An Encouragement by a Family Medicine Physician
March 21, 2020
I’m working the respiratory screening clinic at our critical access hospital/clinic. Personally, this medical crisis has actually acutely resolved my feeling of burnout. I get to be creative, rules are less rigid. More time actually doing medicine and less composing perfect notes and waiting for my patients to be roomed, etc. Feel useful, crucial. No longer viewed by patients so much as a “Walmart” to get what they want/think they need, but rather as a life-line to meet the here-and-now needs. Yes, I’m very tired at the end of each day, but it’s a good tired.
Back to the basics of medicine—refreshing!
Praise the Lord, and put on your PPE!
He does not recall where he may have been exposed. While he works in a medical setting, every precaution was taken from the time (and perhaps a little before) it became a common mandate. Could it have been in the community?
Of course, everything is a bit on hold right now. So far I’ve only seen an official count of two cases of the coronavirus documented here, and so we’re several weeks behind most of you. The country has had a bit of a different approach to the virus.
According to the New York Times, New York State has roughly 5 percent of coronavirus cases worldwide, and New York City, a disease epicenter, has over 25 percent of all COVID-19 patients in the U.S.

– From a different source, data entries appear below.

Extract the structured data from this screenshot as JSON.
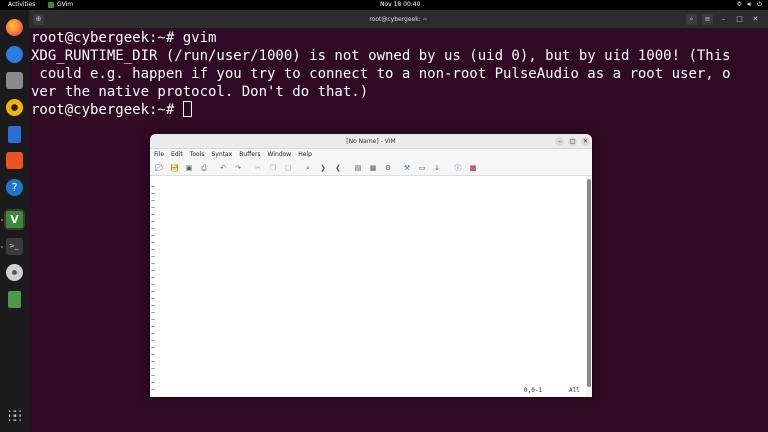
{
  "topbar": {
    "activities": "Activities",
    "app_name": "GVim",
    "clock": "Nov 18  00:40",
    "sys_icons": [
      "network-icon",
      "volume-icon",
      "power-icon"
    ]
  },
  "dock": {
    "items": [
      {
        "name": "firefox-icon",
        "color": "#ff7139"
      },
      {
        "name": "thunderbird-icon",
        "color": "#2a7de1"
      },
      {
        "name": "files-icon",
        "color": "#8a8a8a"
      },
      {
        "name": "rhythmbox-icon",
        "color": "#f5b400"
      },
      {
        "name": "writer-icon",
        "color": "#2b6fd6"
      },
      {
        "name": "software-icon",
        "color": "#e95420"
      },
      {
        "name": "help-icon",
        "color": "#1f76d2"
      },
      {
        "name": "gvim-icon",
        "color": "#3a8a3a"
      },
      {
        "name": "terminal-icon",
        "color": "#3b3b3b"
      },
      {
        "name": "dvd-icon",
        "color": "#cfcfcf"
      },
      {
        "name": "trash-icon",
        "color": "#4a9a4a"
      }
    ],
    "apps_grid": "show-apps-icon"
  },
  "terminal": {
    "title": "root@cybergeek: ~",
    "lines": [
      "root@cybergeek:~# gvim",
      "XDG_RUNTIME_DIR (/run/user/1000) is not owned by us (uid 0), but by uid 1000! (This",
      " could e.g. happen if you try to connect to a non-root PulseAudio as a root user, o",
      "ver the native protocol. Don't do that.)",
      "root@cybergeek:~# "
    ]
  },
  "gvim": {
    "title": "[No Name] - VIM",
    "menu": [
      "File",
      "Edit",
      "Tools",
      "Syntax",
      "Buffers",
      "Window",
      "Help"
    ],
    "tilde": "~",
    "tilde_count": 30,
    "position": "0,0-1",
    "scroll": "All"
  },
  "colors": {
    "terminal_bg": "#300a24",
    "dock_bg": "#1b1b1b",
    "vim_tilde": "#1e6fd8"
  }
}
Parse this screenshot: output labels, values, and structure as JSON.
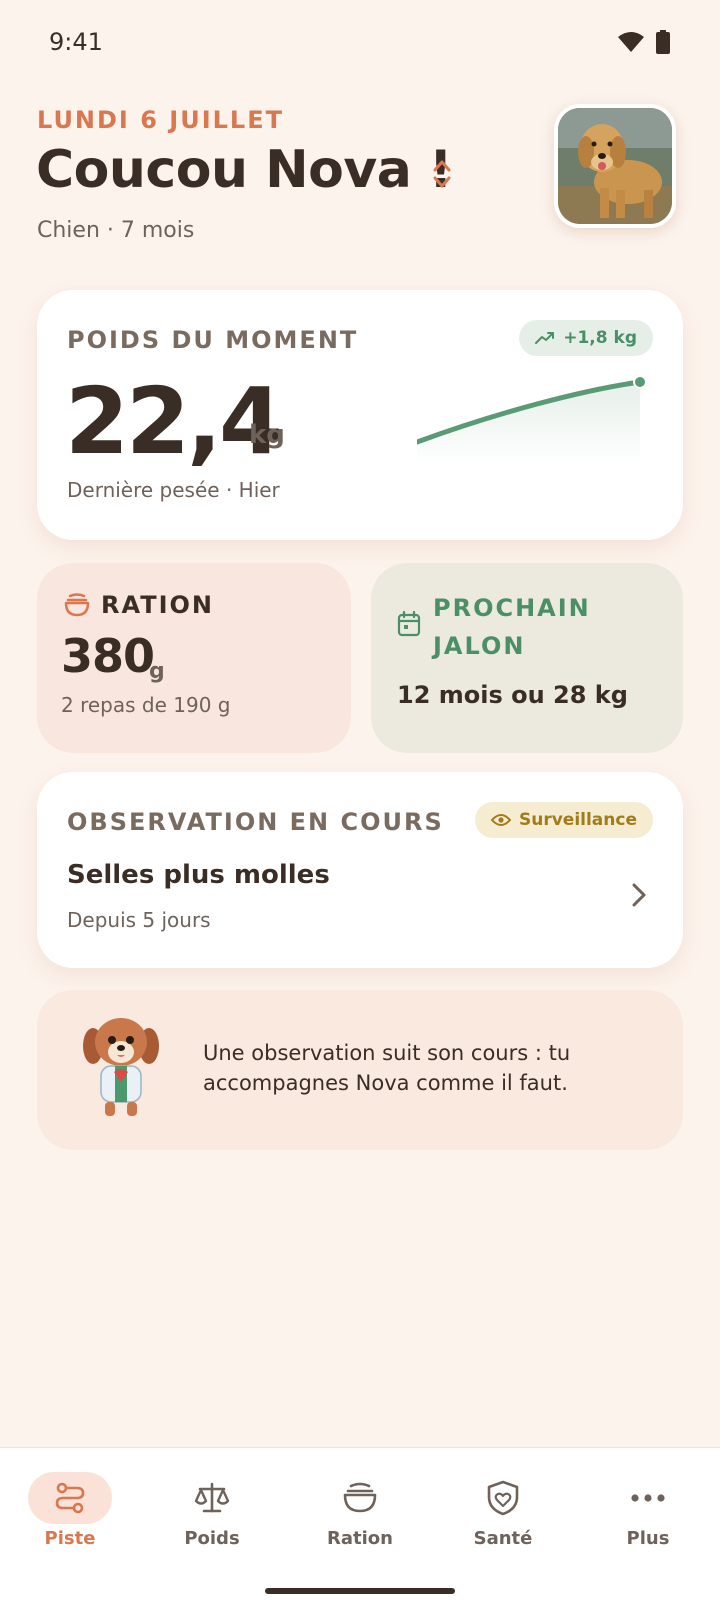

For years and years the media has tended to sensationalize every little thing, which is making it very hard to hear the voices that are sounding a REAL alarm. We doctors don’t tend to be alarmist.